Latina’s ‘Viva Mexico’ Special Issue Debuts Custom Covers and Generates Additional Revenue, Advertisers
Breaking away from women’s service design helped Latina gain new advertisers.
Here at FOLIO:, we receive a sizable number of magazines in our mailboxes every day. Needless to say, we notice when a title touts a particularly interesting, out-of-the-box concept. So when Latina, a women’s service title geared toward young, bilingual women, scrapped its typical cover model concept and debuted two poster-quality, Viva Mexico covers, it didn’t go unnoticed by us—or new advertisers.
“This beautiful country is not all H1N1, drug wars and violence. Mexico is so much more and this issue serves as a reminder,” said Mimi Valdés Ryan, Latina’s editorial director of the November 2009 issue which pays homage to Mexico. “Since this special issue is such a departure from our regular format, a celebrity cover model just didn’t feel right. If we used a Mexican celebrity instead, I don’t think it would have been as visually clear what the theme of the issue was. With these covers, there’s no mistaking what this issue is about.”
Latina’s design director Florian Bachleda decided upon two cover artists, Jesse Reyes and Rodrigo Corral, to compete for the cover, with the runner-up’s design going inside to open as the main Mexico feature.
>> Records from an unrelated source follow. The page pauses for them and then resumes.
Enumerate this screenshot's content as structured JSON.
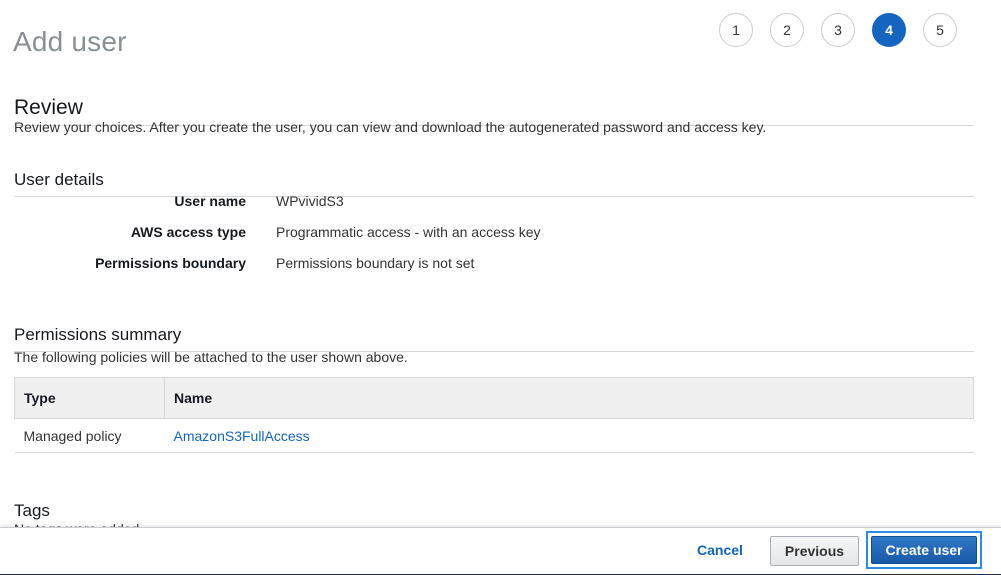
{
  "page": {
    "title": "Add user"
  },
  "steps": [
    {
      "label": "1",
      "active": false
    },
    {
      "label": "2",
      "active": false
    },
    {
      "label": "3",
      "active": false
    },
    {
      "label": "4",
      "active": true
    },
    {
      "label": "5",
      "active": false
    }
  ],
  "review": {
    "heading": "Review",
    "description": "Review your choices. After you create the user, you can view and download the autogenerated password and access key."
  },
  "user_details": {
    "heading": "User details",
    "rows": [
      {
        "label": "User name",
        "value": "WPvividS3"
      },
      {
        "label": "AWS access type",
        "value": "Programmatic access - with an access key"
      },
      {
        "label": "Permissions boundary",
        "value": "Permissions boundary is not set"
      }
    ]
  },
  "permissions_summary": {
    "heading": "Permissions summary",
    "description": "The following policies will be attached to the user shown above.",
    "columns": [
      "Type",
      "Name"
    ],
    "rows": [
      {
        "type": "Managed policy",
        "name": "AmazonS3FullAccess"
      }
    ]
  },
  "tags": {
    "heading": "Tags",
    "partial_text": "No tags were added."
  },
  "footer": {
    "cancel_label": "Cancel",
    "previous_label": "Previous",
    "create_label": "Create user"
  },
  "colors": {
    "accent": "#1565c0",
    "link": "#1166bb",
    "focus_ring": "#2e8be5"
  }
}
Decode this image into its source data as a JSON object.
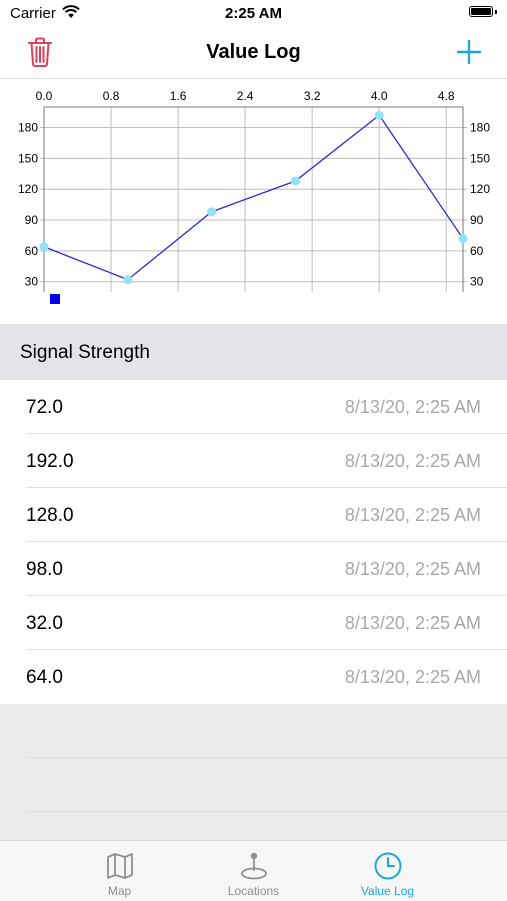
{
  "status_bar": {
    "carrier": "Carrier",
    "time": "2:25 AM"
  },
  "nav": {
    "title": "Value Log",
    "left_icon": "trash-icon",
    "right_icon": "plus-icon"
  },
  "colors": {
    "accent": "#1aa9d6",
    "delete": "#e0405a",
    "line": "#2a2ad8",
    "point": "#8ee4f5",
    "legend": "#0000ee"
  },
  "chart_data": {
    "type": "line",
    "title": "",
    "xlabel": "",
    "ylabel": "",
    "x_ticks": [
      "0.0",
      "0.8",
      "1.6",
      "2.4",
      "3.2",
      "4.0",
      "4.8"
    ],
    "y_ticks_left": [
      "180",
      "150",
      "120",
      "90",
      "60",
      "30"
    ],
    "y_ticks_right": [
      "180",
      "150",
      "120",
      "90",
      "60",
      "30"
    ],
    "xlim": [
      0,
      5
    ],
    "ylim": [
      20,
      200
    ],
    "grid": true,
    "series": [
      {
        "x": [
          0,
          1,
          2,
          3,
          4,
          5
        ],
        "values": [
          64,
          32,
          98,
          128,
          192,
          72
        ]
      }
    ]
  },
  "table": {
    "section_header": "Signal Strength",
    "rows": [
      {
        "value": "72.0",
        "date": "8/13/20, 2:25 AM"
      },
      {
        "value": "192.0",
        "date": "8/13/20, 2:25 AM"
      },
      {
        "value": "128.0",
        "date": "8/13/20, 2:25 AM"
      },
      {
        "value": "98.0",
        "date": "8/13/20, 2:25 AM"
      },
      {
        "value": "32.0",
        "date": "8/13/20, 2:25 AM"
      },
      {
        "value": "64.0",
        "date": "8/13/20, 2:25 AM"
      }
    ]
  },
  "tab_bar": {
    "tabs": [
      {
        "label": "Map",
        "icon": "map-icon",
        "active": false
      },
      {
        "label": "Locations",
        "icon": "location-pin-icon",
        "active": false
      },
      {
        "label": "Value Log",
        "icon": "clock-icon",
        "active": true
      }
    ]
  }
}
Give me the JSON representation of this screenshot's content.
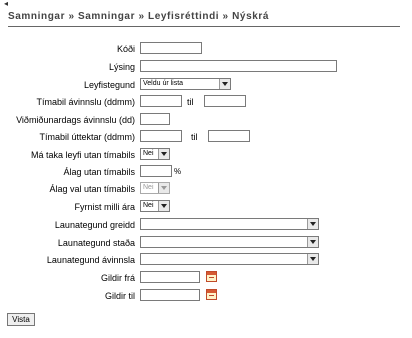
{
  "breadcrumb": {
    "back_icon": "back-arrow-icon",
    "text": "Samningar » Samningar » Leyfisréttindi » Nýskrá"
  },
  "form": {
    "kodi": {
      "label": "Kóði",
      "value": ""
    },
    "lysing": {
      "label": "Lýsing",
      "value": ""
    },
    "leyfistegund": {
      "label": "Leyfistegund",
      "selected": "Veldu úr lista"
    },
    "timabil_avinnslu": {
      "label": "Tímabil ávinnslu (ddmm)",
      "from": "",
      "separator": "til",
      "to": ""
    },
    "vidmidunardags": {
      "label": "Viðmiðunardags ávinnslu (dd)",
      "value": ""
    },
    "timabil_uttektar": {
      "label": "Tímabil úttektar (ddmm)",
      "from": "",
      "separator": "til",
      "to": ""
    },
    "ma_taka_leyfi": {
      "label": "Má taka leyfi utan tímabils",
      "selected": "Nei"
    },
    "alag_utan": {
      "label": "Álag utan tímabils",
      "value": "",
      "unit": "%"
    },
    "alag_val": {
      "label": "Álag val utan tímabils",
      "selected": "Nei",
      "disabled": true
    },
    "fyrnist": {
      "label": "Fyrnist milli ára",
      "selected": "Nei"
    },
    "launategund_greidd": {
      "label": "Launategund greidd",
      "selected": ""
    },
    "launategund_stada": {
      "label": "Launategund staða",
      "selected": ""
    },
    "launategund_avinnsla": {
      "label": "Launategund ávinnsla",
      "selected": ""
    },
    "gildir_fra": {
      "label": "Gildir frá",
      "value": "",
      "icon": "calendar-icon"
    },
    "gildir_til": {
      "label": "Gildir til",
      "value": "",
      "icon": "calendar-icon"
    }
  },
  "actions": {
    "submit_label": "Vista"
  }
}
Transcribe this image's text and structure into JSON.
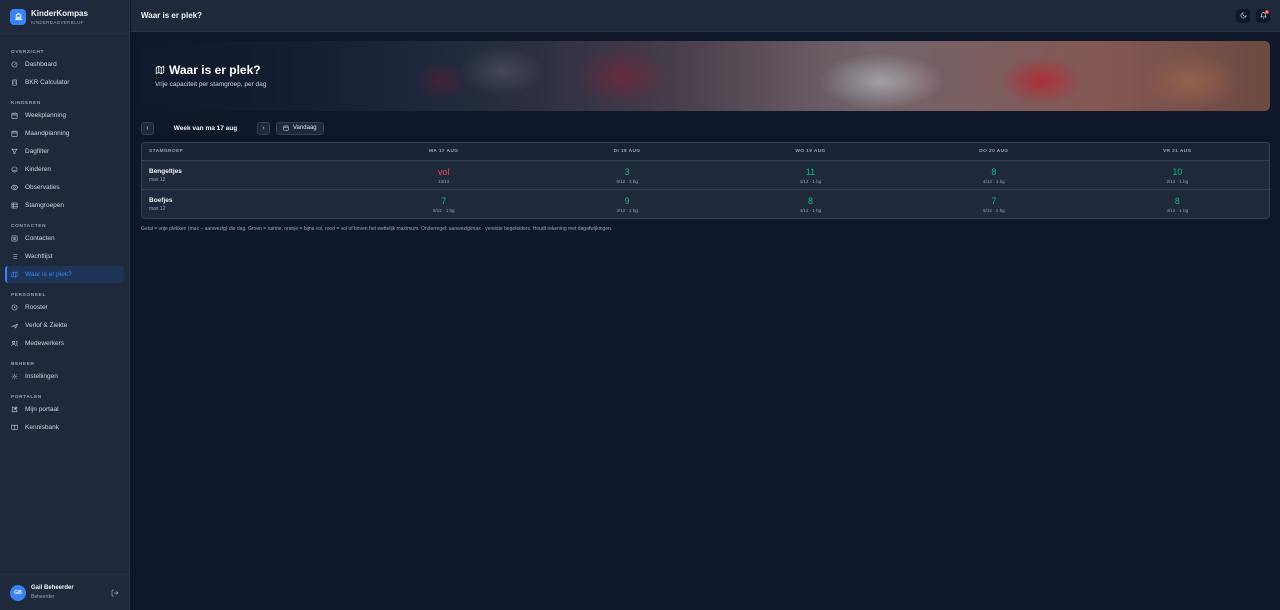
{
  "brand": {
    "name": "KinderKompas",
    "subtitle": "KINDERDAGVERBLIJF"
  },
  "sidebar": {
    "sections": [
      {
        "title": "OVERZICHT",
        "items": [
          {
            "label": "Dashboard",
            "icon": "dashboard-icon"
          },
          {
            "label": "BKR Calculator",
            "icon": "calculator-icon"
          }
        ]
      },
      {
        "title": "KINDEREN",
        "items": [
          {
            "label": "Weekplanning",
            "icon": "calendar-icon"
          },
          {
            "label": "Maandplanning",
            "icon": "calendar-icon"
          },
          {
            "label": "Dagfilter",
            "icon": "filter-icon"
          },
          {
            "label": "Kinderen",
            "icon": "smile-icon"
          },
          {
            "label": "Observaties",
            "icon": "eye-icon"
          },
          {
            "label": "Stamgroepen",
            "icon": "grid-icon"
          }
        ]
      },
      {
        "title": "CONTACTEN",
        "items": [
          {
            "label": "Contacten",
            "icon": "contacts-icon"
          },
          {
            "label": "Wachtlijst",
            "icon": "list-icon"
          },
          {
            "label": "Waar is er plek?",
            "icon": "map-icon",
            "active": true
          }
        ]
      },
      {
        "title": "PERSONEEL",
        "items": [
          {
            "label": "Rooster",
            "icon": "clock-icon"
          },
          {
            "label": "Verlof & Ziekte",
            "icon": "plane-icon"
          },
          {
            "label": "Medewerkers",
            "icon": "users-icon"
          }
        ]
      },
      {
        "title": "BEHEER",
        "items": [
          {
            "label": "Instellingen",
            "icon": "gear-icon"
          }
        ]
      },
      {
        "title": "PORTALEN",
        "items": [
          {
            "label": "Mijn portaal",
            "icon": "portal-icon"
          },
          {
            "label": "Kennisbank",
            "icon": "book-icon"
          }
        ]
      }
    ]
  },
  "user": {
    "initials": "GB",
    "name": "Gail Beheerder",
    "role": "Beheerder"
  },
  "header": {
    "title": "Waar is er plek?",
    "notifications": "3"
  },
  "hero": {
    "title": "Waar is er plek?",
    "subtitle": "Vrije capaciteit per stamgroep, per dag"
  },
  "week": {
    "label": "Week van ma 17 aug",
    "prev": "‹",
    "next": "›",
    "today_label": "Vandaag"
  },
  "table": {
    "group_header": "STAMGROEP",
    "days": [
      "MA 17 AUG",
      "DI 18 AUG",
      "WO 19 AUG",
      "DO 20 AUG",
      "VR 21 AUG"
    ],
    "rows": [
      {
        "name": "Bengeltjes",
        "max": "max 12",
        "cells": [
          {
            "value": "vol",
            "sub": "13/12",
            "status": "red"
          },
          {
            "value": "3",
            "sub": "9/12 · 2 bg",
            "status": "green"
          },
          {
            "value": "11",
            "sub": "1/12 · 1 bg",
            "status": "green"
          },
          {
            "value": "8",
            "sub": "4/12 · 1 bg",
            "status": "green"
          },
          {
            "value": "10",
            "sub": "2/12 · 1 bg",
            "status": "green"
          }
        ]
      },
      {
        "name": "Boefjes",
        "max": "max 12",
        "cells": [
          {
            "value": "7",
            "sub": "5/12 · 1 bg",
            "status": "green"
          },
          {
            "value": "9",
            "sub": "3/12 · 1 bg",
            "status": "green"
          },
          {
            "value": "8",
            "sub": "4/12 · 1 bg",
            "status": "green"
          },
          {
            "value": "7",
            "sub": "5/12 · 2 bg",
            "status": "green"
          },
          {
            "value": "8",
            "sub": "4/12 · 1 bg",
            "status": "green"
          }
        ]
      }
    ]
  },
  "legend": "Getal = vrije plekken (max − aanwezig) die dag. Groen = ruimte, oranje = bijna vol, rood = vol of boven het wettelijk maximum. Onderregel: aanwezig/max · vereiste begeleiders. Houdt rekening met dagafwijkingen.",
  "colors": {
    "accent": "#3b82f6",
    "green": "#10b981",
    "red": "#f43f5e"
  }
}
But Valdés Ryan was “blown away when they [the covers] came in, and couldn’t decide on which one should be the cover. To make matters more complicated, the staff was also evenly split,” she told FOLIO:.
The graphically strong concept covers look more like bright, authentic posters or newsweekly covers than that of a women’s service title covering health, beauty and lifestyle.
Bachleda said that Reyes’cover, influenced by Mexican boxing and lucha libre (wrestling) posters, used “selected letterforms that are more than a century old and were in keeping with typestyles still being used in Mexico.” Corral, responsible for New York’s "Reasons to Love New York," among others, was a “no-brainer” for a Mexico issue designer, and pulled from traditional Ballet Folklorico dances as the graphic inspiration, Bachleda said.
Each of the drastically different cover approaches appealed to various types of readers, which was the reason Latina decided to keep both and do a split run of the covers for newsstand and subscribers.
Like many women’s service titles this year, Latina Media Ventures’ publication was hit hard, with the 506,000 circ title seeing ad revenue fall 32.4 percent in the first half of this year, according to PIB. But the two custom Mexico issue covers—and the special issue editorial, of course—were able to secure a 6 percent increase in additional issue revenue based on new advertisers Sephora, TBS (Lopez Tonight), Dos
Equis and Goya, said a magazine spokesperson.
It’s always nice to be reminded that a good edit concept and innovative design don’t go unnoticed by readers—or advertisers.